Blog three of an eight-part series on the tenants of a powerful user or audience experience
So far in this series, I shared insights about the first and second tenants of creating powerful experiences: useful and usable. In this post, I want to discuss the third tenant: findable.
Building on the metaphor about public transportation, you started your experience with a public transportation system from the moment you thought about taking a train, bus, subway, or metro system. Perhaps you found the bus or metro useful because it gets you from point A to point B and it gets you there fast. You also found the metro or bus usable because you were able to easily purchase a ticket or card online and add money to it for fare.
Now that you know your metro or bus option is both useful and usable, you’ll begin to ask yourself questions about findability:
- “Will I be able to easily find the metro entry point?”
- “Will I be able to read the signs directing me to the correct bus?”
- “Will I be able to navigate the routes and stops?”
In short, being findable is about whether the public transportation system, website, one-pager, platform, etc. – and the content or information within – is easy for its users and audiences to find.

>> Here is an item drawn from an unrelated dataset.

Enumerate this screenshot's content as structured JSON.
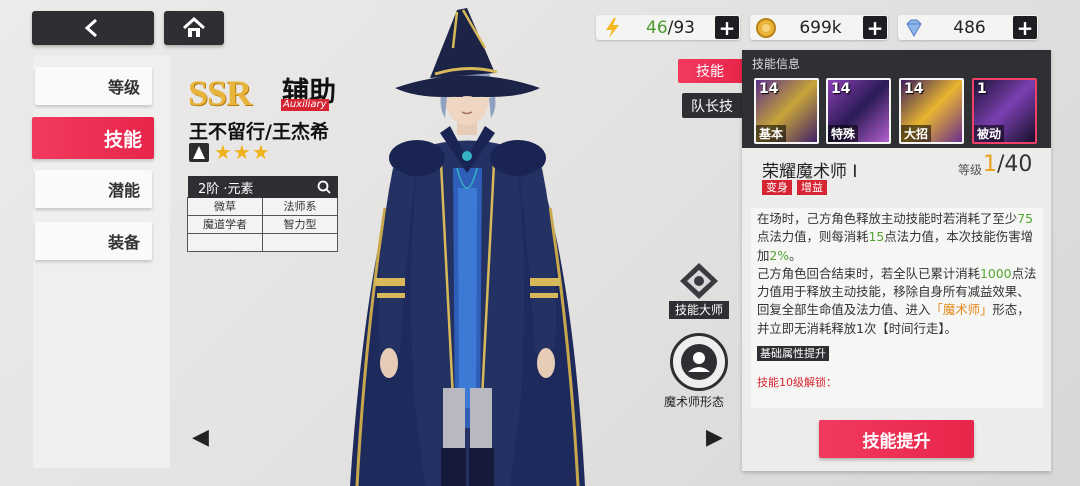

We live in a world where most people do not read, but scan, and they muddle through information because they’re too busy, too distracted, or unengaged to dig deeper. We can all be guilty of this. So, if a public transportation system, website, brand, or other product is not easy to find or navigate for information and services, users and audiences will quickly leave if they even found your product or service to begin with.
To design a powerful experience for users and audiences, you must be easy to find and navigate, because they will not spend long looking for you. They will find someone else who is easy to find first and engage with them instead.
Search engine optimization (SEO) and usability testing play major roles in findability. Ensuring a site’s SEO is implemented for Google rankings will increase visibility and as a result, findability. Usability testing will also help to find potholes in findability. By watching real users and audiences interact with your site, one-pager, service, etc., you can see firsthand where they get stuck, frustrated, and give up, and as a result, fix the potholes.
If your users and audiences cannot find your website, service, or product, then engagement with them is over before it begins. You must be findable.